GVSU students’ summer in the city
Semester in Grand Rapids offered educational experience regarding history of city, community programs.
(As seen on WZZM TV 13) Grand Valley State University recently wrapped the pilot year of a summer program that gives students immersive experiences in Grand Rapids.
In the inaugural year of the Semester in Grand Rapids program, a cohort of seven students lived in the Grand Rapids area, studied the city's history, learned from city and business leaders, and completed nonprofit internships.
“The entire program is community engaged with a social justice lens,” said Kristin Moretto, director of the office for community partnerships.
The students had a tour of Grand Rapids, learned about the WestSide Collaborative and Senior Neighbors, visited the Grand Rapids African American Museum and Archives and learned about the services offered through nonprofits like Dwelling Place, Guiding Light and Dégagé.
The students had lunch sessions with several community leaders, including George Heartwell, Kurt Reppart, Jim Davis, Ryan VerWys, Stephen Wooden, Jon O’Connor, Jermale Eddie and Grand Rapids Mayor Rosalynn Bliss.
Moretto said students learned about the city and then actively applied the classroom theories to internships at such organizations as The Other Way Ministries, YMCA, Home Repair Services and the Cook Arts Center.
SIGR is coordinated by GVSU’s office for community partnerships and student professional development, housed in the Brooks College of Interdisciplinary Studies, and is based on the similar Semester in Detroit model at the University of Michigan.
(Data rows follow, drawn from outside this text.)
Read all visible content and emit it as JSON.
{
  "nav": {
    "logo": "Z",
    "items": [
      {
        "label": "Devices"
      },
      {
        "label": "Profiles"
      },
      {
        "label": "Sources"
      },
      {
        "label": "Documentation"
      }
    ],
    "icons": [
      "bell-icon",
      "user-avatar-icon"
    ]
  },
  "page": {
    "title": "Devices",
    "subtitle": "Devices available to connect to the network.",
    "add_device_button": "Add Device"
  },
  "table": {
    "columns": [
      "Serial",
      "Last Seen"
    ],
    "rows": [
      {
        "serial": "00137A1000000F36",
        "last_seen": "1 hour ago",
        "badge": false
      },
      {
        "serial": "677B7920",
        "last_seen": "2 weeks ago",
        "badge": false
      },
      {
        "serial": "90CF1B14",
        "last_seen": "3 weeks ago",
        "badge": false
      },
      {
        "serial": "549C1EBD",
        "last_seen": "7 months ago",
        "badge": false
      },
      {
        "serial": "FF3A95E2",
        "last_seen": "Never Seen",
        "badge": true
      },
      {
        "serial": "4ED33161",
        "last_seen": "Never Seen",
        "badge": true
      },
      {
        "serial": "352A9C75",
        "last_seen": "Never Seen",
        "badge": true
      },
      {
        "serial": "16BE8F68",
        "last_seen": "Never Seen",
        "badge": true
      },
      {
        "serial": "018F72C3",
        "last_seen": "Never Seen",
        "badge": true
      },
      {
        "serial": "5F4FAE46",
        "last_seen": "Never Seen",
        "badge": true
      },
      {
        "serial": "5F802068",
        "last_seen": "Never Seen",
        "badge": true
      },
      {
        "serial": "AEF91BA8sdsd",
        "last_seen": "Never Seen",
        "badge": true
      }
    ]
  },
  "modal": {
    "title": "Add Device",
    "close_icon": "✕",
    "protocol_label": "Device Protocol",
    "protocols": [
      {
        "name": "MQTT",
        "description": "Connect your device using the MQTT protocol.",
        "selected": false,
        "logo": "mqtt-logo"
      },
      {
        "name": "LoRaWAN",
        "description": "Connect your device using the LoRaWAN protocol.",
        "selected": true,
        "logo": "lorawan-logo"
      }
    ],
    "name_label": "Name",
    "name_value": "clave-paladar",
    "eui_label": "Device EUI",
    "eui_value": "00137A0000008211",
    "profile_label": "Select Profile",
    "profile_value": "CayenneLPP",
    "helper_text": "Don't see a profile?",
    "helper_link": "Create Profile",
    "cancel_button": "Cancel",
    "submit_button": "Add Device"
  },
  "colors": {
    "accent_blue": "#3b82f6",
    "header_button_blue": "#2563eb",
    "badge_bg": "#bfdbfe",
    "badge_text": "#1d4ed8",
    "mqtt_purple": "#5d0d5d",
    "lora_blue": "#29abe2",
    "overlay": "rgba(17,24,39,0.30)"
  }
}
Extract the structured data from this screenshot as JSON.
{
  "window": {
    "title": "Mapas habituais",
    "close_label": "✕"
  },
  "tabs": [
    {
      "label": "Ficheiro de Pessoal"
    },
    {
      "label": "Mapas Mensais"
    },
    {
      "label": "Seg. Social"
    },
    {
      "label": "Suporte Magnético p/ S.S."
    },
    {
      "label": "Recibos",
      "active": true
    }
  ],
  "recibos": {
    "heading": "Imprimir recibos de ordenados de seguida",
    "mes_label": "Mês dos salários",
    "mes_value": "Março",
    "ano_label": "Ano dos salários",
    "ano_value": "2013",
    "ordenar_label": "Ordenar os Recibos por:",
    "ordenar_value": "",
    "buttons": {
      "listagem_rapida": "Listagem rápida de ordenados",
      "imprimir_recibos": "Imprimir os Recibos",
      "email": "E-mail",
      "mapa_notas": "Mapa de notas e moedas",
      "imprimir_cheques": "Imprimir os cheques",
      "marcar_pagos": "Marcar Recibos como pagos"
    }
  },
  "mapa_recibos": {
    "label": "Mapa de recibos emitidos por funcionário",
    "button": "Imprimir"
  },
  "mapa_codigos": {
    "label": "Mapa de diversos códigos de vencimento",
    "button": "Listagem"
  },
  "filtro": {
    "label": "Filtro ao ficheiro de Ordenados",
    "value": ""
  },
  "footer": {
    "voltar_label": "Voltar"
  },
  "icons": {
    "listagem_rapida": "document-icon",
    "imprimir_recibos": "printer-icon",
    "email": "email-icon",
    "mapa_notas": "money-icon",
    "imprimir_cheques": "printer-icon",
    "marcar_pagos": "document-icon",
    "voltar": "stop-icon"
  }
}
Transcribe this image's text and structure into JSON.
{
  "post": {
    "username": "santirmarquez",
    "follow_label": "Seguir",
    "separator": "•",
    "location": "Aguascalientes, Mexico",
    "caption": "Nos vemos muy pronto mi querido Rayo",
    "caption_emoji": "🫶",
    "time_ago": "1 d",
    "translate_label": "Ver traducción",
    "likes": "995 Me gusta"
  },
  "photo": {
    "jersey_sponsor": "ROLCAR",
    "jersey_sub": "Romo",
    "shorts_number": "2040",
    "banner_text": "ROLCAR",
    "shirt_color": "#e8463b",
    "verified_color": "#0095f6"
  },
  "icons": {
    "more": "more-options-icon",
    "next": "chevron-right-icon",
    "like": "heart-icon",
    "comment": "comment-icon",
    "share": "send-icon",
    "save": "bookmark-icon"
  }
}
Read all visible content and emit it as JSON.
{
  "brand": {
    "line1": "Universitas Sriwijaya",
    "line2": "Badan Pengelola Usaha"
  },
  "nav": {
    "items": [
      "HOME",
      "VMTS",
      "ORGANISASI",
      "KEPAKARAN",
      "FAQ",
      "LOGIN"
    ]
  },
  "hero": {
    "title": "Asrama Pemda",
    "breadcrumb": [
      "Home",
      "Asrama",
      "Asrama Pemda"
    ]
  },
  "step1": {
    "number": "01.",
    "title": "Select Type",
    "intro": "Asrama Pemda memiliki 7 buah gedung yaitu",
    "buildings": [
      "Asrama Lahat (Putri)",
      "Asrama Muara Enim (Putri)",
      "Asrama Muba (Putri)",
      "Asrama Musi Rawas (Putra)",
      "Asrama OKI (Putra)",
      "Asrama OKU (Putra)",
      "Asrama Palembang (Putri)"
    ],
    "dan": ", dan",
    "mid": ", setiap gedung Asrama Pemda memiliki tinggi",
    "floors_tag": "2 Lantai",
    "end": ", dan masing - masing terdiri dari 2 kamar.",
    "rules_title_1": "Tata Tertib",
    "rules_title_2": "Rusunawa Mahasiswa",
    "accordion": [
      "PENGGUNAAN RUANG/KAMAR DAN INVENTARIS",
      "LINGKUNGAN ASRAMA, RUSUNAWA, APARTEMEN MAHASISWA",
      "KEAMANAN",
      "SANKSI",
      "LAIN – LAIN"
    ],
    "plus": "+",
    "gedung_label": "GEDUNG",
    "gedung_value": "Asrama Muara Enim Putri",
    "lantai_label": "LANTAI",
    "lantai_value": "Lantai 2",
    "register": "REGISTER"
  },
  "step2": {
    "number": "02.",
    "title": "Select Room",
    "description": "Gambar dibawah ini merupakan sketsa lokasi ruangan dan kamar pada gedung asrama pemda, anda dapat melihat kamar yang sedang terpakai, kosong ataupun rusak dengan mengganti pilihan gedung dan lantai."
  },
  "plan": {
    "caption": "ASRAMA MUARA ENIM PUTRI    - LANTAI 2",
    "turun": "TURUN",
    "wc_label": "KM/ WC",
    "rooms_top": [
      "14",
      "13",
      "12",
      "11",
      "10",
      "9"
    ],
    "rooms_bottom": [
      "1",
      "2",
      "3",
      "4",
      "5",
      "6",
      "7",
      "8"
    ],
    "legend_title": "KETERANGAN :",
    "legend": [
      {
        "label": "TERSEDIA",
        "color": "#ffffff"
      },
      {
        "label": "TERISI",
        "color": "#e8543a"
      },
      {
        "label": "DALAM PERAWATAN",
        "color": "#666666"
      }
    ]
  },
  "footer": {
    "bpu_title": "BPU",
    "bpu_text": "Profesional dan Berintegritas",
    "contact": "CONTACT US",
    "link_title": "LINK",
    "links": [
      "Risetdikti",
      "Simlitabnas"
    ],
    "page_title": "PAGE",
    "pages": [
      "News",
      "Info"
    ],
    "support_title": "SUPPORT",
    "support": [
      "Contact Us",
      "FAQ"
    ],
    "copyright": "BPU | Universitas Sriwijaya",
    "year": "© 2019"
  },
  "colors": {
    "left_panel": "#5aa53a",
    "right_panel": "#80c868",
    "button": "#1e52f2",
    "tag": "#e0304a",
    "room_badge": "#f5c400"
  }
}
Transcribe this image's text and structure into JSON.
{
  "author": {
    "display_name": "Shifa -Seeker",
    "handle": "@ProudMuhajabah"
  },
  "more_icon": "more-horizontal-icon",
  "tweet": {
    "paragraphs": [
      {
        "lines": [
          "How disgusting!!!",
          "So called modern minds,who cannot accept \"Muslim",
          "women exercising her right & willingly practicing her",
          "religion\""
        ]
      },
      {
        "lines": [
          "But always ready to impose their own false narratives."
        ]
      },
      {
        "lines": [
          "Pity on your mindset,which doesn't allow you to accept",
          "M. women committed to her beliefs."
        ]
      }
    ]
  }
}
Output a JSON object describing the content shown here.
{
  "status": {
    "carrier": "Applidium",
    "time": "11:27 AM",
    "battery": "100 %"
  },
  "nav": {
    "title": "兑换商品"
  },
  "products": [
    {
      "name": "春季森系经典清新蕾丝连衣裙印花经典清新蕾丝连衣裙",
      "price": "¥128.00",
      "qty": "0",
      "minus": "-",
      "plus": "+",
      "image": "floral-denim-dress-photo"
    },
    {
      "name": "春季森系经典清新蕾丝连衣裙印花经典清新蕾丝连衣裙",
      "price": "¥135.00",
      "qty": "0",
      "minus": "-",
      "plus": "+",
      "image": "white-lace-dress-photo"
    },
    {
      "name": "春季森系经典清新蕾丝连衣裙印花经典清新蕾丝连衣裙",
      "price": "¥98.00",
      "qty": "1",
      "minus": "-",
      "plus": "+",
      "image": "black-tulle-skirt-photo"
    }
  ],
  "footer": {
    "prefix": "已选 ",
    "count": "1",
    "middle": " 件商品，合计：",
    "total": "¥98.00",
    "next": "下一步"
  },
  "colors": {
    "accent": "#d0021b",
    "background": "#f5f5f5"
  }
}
Moretto said she spent a lot of time speaking with faculty from University of Michigan to help establish the program.
“The program allows students to understand how community history is shaped and how it impacts the lives of residents,” Moretto said. “They can see how classroom learning applies in the community and through their experiences at internship sites.”
One student in the program was from West Michigan. The others were from other parts of the state or from outside the state.
Delaney McDonald, who interned at the Cook Arts Center, said the experience helped her understand a gap in equity and services that she was not as aware of previously. In her small suburban hometown, she said she wasn’t exposed to some of the issues many people experience throughout the country.
“I think the deep dive we took here kind of forced me to reflect back on where I came from and the parts that I was missing. I think that I have a new respect for Grand Rapids but also for my hometown,” McDonald said.
McDonald said what she learned opened a door to even more questions about these issues, and she’d like to continue volunteering and learning at the center.
“I feel like I'm leaving with a lot more questions than answers because a lot of these issues were brought to my attention, and I had a little bit of time to explore. I feel like I need to keep going back because I need to keep exploring that,” she said.
Anthony Hanline completed his internship at Dwelling Place, where he said he learned about how offering services often requires meeting clients where they are. That means it’s important for the nonprofit to be emotionally intelligent and consider circumstances their clients have had to face, he said.
Many of the students agreed the program gave them an opportunity to gain a more complete understanding of Grand Rapids, rather than just spending time on campus and at a couple of local hangouts.
Moretto plans to run the program again next summer, hopefully for 10-12 students, she said. Applications are available online at gvsu.edu/sigr.
Nonprofits can participate in the program for free. Moretto said there were more community partners interested in the program than there were students for the first year, but she is open to hearing from organizations that would like to work with an intern in the program.